-- The data follows --
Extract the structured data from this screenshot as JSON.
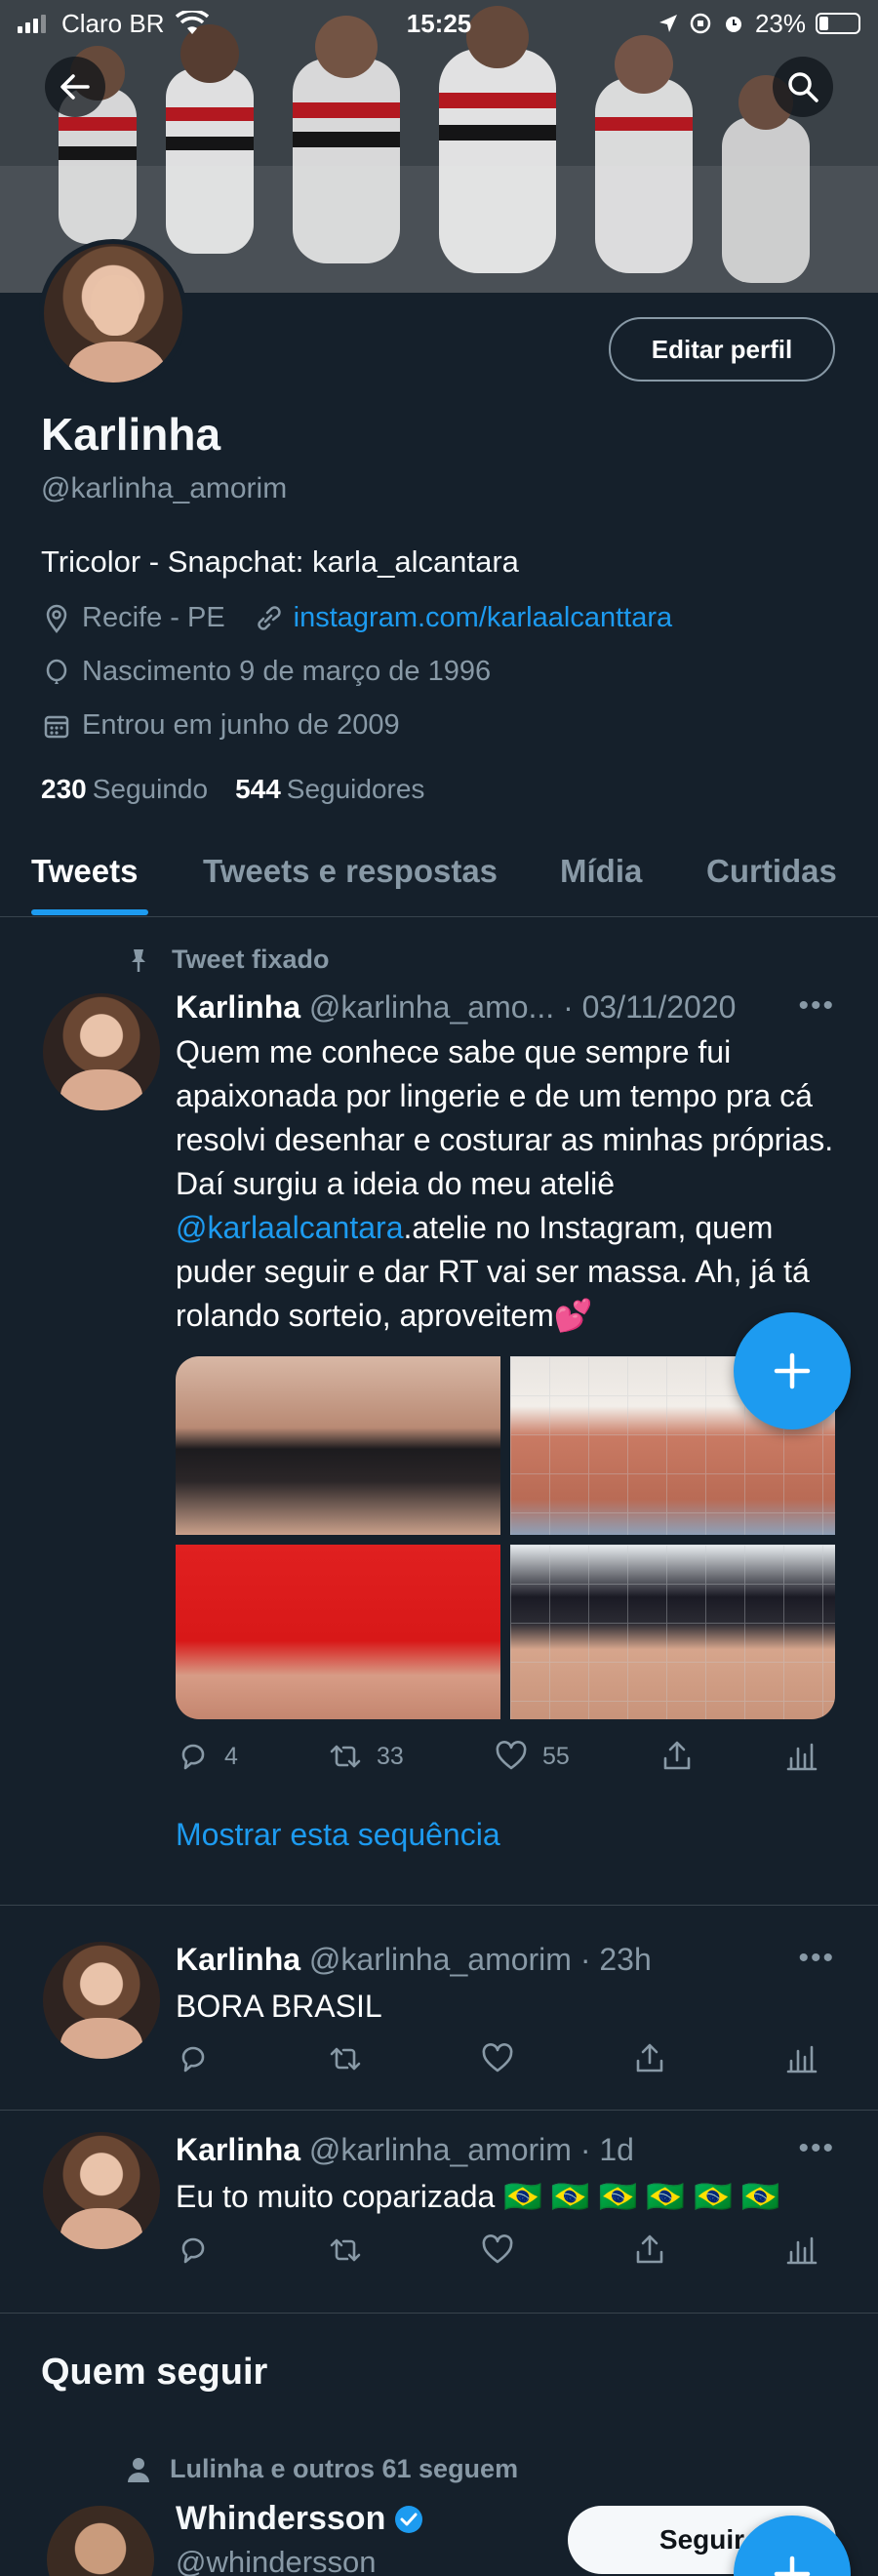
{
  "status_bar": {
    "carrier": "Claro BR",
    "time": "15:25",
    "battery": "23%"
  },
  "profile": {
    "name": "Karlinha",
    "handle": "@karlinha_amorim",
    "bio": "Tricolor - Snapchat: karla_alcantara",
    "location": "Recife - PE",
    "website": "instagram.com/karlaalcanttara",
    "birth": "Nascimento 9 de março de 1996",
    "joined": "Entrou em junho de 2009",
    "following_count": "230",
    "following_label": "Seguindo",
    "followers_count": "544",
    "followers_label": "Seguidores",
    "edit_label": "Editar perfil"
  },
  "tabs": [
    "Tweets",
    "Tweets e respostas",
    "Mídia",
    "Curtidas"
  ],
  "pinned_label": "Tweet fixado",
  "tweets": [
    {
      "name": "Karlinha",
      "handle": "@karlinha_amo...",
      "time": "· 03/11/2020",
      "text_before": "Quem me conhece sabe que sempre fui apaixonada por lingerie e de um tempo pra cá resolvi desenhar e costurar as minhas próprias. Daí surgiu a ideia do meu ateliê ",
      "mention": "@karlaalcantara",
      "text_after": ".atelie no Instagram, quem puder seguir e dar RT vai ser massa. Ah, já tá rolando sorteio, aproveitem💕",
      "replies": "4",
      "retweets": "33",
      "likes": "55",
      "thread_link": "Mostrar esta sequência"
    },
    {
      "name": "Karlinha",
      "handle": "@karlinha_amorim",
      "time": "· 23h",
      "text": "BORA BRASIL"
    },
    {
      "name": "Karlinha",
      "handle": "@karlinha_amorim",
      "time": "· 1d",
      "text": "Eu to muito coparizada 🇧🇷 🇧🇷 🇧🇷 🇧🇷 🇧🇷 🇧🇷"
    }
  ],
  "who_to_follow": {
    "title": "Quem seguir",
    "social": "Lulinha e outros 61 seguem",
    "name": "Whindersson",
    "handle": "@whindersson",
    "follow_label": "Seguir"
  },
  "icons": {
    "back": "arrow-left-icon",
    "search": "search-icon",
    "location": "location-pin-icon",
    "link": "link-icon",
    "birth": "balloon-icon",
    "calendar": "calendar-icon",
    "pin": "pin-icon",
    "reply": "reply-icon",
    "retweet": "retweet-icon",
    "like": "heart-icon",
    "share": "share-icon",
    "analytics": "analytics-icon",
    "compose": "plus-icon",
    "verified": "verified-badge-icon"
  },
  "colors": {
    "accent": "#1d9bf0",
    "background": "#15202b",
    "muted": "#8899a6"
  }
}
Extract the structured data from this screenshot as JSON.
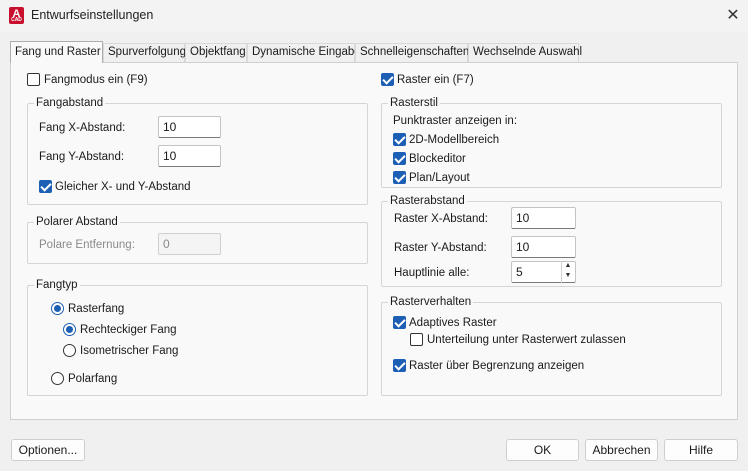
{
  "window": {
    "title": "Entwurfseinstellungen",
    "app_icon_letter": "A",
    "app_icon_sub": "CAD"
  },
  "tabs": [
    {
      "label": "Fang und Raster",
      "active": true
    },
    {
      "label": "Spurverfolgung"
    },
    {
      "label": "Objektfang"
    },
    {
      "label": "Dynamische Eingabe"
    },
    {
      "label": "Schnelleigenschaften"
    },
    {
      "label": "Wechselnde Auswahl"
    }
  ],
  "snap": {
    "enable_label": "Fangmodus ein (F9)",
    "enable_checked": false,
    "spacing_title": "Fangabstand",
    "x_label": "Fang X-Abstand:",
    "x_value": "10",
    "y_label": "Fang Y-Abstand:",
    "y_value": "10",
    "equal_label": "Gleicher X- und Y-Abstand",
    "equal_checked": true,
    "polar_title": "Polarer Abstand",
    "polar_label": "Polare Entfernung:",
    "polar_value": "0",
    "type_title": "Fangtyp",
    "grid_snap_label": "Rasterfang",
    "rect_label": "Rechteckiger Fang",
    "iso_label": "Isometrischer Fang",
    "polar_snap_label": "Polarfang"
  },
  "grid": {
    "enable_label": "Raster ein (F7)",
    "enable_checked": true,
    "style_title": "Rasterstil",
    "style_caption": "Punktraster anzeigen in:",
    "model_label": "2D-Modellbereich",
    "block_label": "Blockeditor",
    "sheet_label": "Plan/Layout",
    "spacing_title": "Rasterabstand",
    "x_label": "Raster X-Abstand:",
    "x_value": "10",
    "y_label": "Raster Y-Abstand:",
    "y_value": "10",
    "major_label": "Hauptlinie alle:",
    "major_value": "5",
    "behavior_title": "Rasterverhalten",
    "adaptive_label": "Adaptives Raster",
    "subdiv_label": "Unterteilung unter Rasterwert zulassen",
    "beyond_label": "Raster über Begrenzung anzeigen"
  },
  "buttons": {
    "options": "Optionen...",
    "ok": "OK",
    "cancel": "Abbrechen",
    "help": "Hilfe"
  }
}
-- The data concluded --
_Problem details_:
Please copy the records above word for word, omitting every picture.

_Result of the exercise_:
Extract the structured data from this screenshot as JSON.
{
  "status_bar": {
    "carrier": "Claro BR",
    "time": "15:25",
    "battery": "23%"
  },
  "profile": {
    "name": "Karlinha",
    "handle": "@karlinha_amorim",
    "bio": "Tricolor - Snapchat: karla_alcantara",
    "location": "Recife - PE",
    "website": "instagram.com/karlaalcanttara",
    "birth": "Nascimento 9 de março de 1996",
    "joined": "Entrou em junho de 2009",
    "following_count": "230",
    "following_label": "Seguindo",
    "followers_count": "544",
    "followers_label": "Seguidores",
    "edit_label": "Editar perfil"
  },
  "tabs": [
    "Tweets",
    "Tweets e respostas",
    "Mídia",
    "Curtidas"
  ],
  "pinned_label": "Tweet fixado",
  "tweets": [
    {
      "name": "Karlinha",
      "handle": "@karlinha_amo...",
      "time": "· 03/11/2020",
      "text_before": "Quem me conhece sabe que sempre fui apaixonada por lingerie e de um tempo pra cá resolvi desenhar e costurar as minhas próprias. Daí surgiu a ideia do meu ateliê ",
      "mention": "@karlaalcantara",
      "text_after": ".atelie no Instagram, quem puder seguir e dar RT vai ser massa. Ah, já tá rolando sorteio, aproveitem💕",
      "replies": "4",
      "retweets": "33",
      "likes": "55",
      "thread_link": "Mostrar esta sequência"
    },
    {
      "name": "Karlinha",
      "handle": "@karlinha_amorim",
      "time": "· 23h",
      "text": "BORA BRASIL"
    },
    {
      "name": "Karlinha",
      "handle": "@karlinha_amorim",
      "time": "· 1d",
      "text": "Eu to muito coparizada 🇧🇷 🇧🇷 🇧🇷 🇧🇷 🇧🇷 🇧🇷"
    }
  ],
  "who_to_follow": {
    "title": "Quem seguir",
    "social": "Lulinha e outros 61 seguem",
    "name": "Whindersson",
    "handle": "@whindersson",
    "follow_label": "Seguir"
  },
  "icons": {
    "back": "arrow-left-icon",
    "search": "search-icon",
    "location": "location-pin-icon",
    "link": "link-icon",
    "birth": "balloon-icon",
    "calendar": "calendar-icon",
    "pin": "pin-icon",
    "reply": "reply-icon",
    "retweet": "retweet-icon",
    "like": "heart-icon",
    "share": "share-icon",
    "analytics": "analytics-icon",
    "compose": "plus-icon",
    "verified": "verified-badge-icon"
  },
  "colors": {
    "accent": "#1d9bf0",
    "background": "#15202b",
    "muted": "#8899a6"
  }
}
Extract the structured data from this screenshot as JSON.
{
  "window": {
    "title": "Entwurfseinstellungen",
    "app_icon_letter": "A",
    "app_icon_sub": "CAD"
  },
  "tabs": [
    {
      "label": "Fang und Raster",
      "active": true
    },
    {
      "label": "Spurverfolgung"
    },
    {
      "label": "Objektfang"
    },
    {
      "label": "Dynamische Eingabe"
    },
    {
      "label": "Schnelleigenschaften"
    },
    {
      "label": "Wechselnde Auswahl"
    }
  ],
  "snap": {
    "enable_label": "Fangmodus ein (F9)",
    "enable_checked": false,
    "spacing_title": "Fangabstand",
    "x_label": "Fang X-Abstand:",
    "x_value": "10",
    "y_label": "Fang Y-Abstand:",
    "y_value": "10",
    "equal_label": "Gleicher X- und Y-Abstand",
    "equal_checked": true,
    "polar_title": "Polarer Abstand",
    "polar_label": "Polare Entfernung:",
    "polar_value": "0",
    "type_title": "Fangtyp",
    "grid_snap_label": "Rasterfang",
    "rect_label": "Rechteckiger Fang",
    "iso_label": "Isometrischer Fang",
    "polar_snap_label": "Polarfang"
  },
  "grid": {
    "enable_label": "Raster ein (F7)",
    "enable_checked": true,
    "style_title": "Rasterstil",
    "style_caption": "Punktraster anzeigen in:",
    "model_label": "2D-Modellbereich",
    "block_label": "Blockeditor",
    "sheet_label": "Plan/Layout",
    "spacing_title": "Rasterabstand",
    "x_label": "Raster X-Abstand:",
    "x_value": "10",
    "y_label": "Raster Y-Abstand:",
    "y_value": "10",
    "major_label": "Hauptlinie alle:",
    "major_value": "5",
    "behavior_title": "Rasterverhalten",
    "adaptive_label": "Adaptives Raster",
    "subdiv_label": "Unterteilung unter Rasterwert zulassen",
    "beyond_label": "Raster über Begrenzung anzeigen"
  },
  "buttons": {
    "options": "Optionen...",
    "ok": "OK",
    "cancel": "Abbrechen",
    "help": "Hilfe"
  }
}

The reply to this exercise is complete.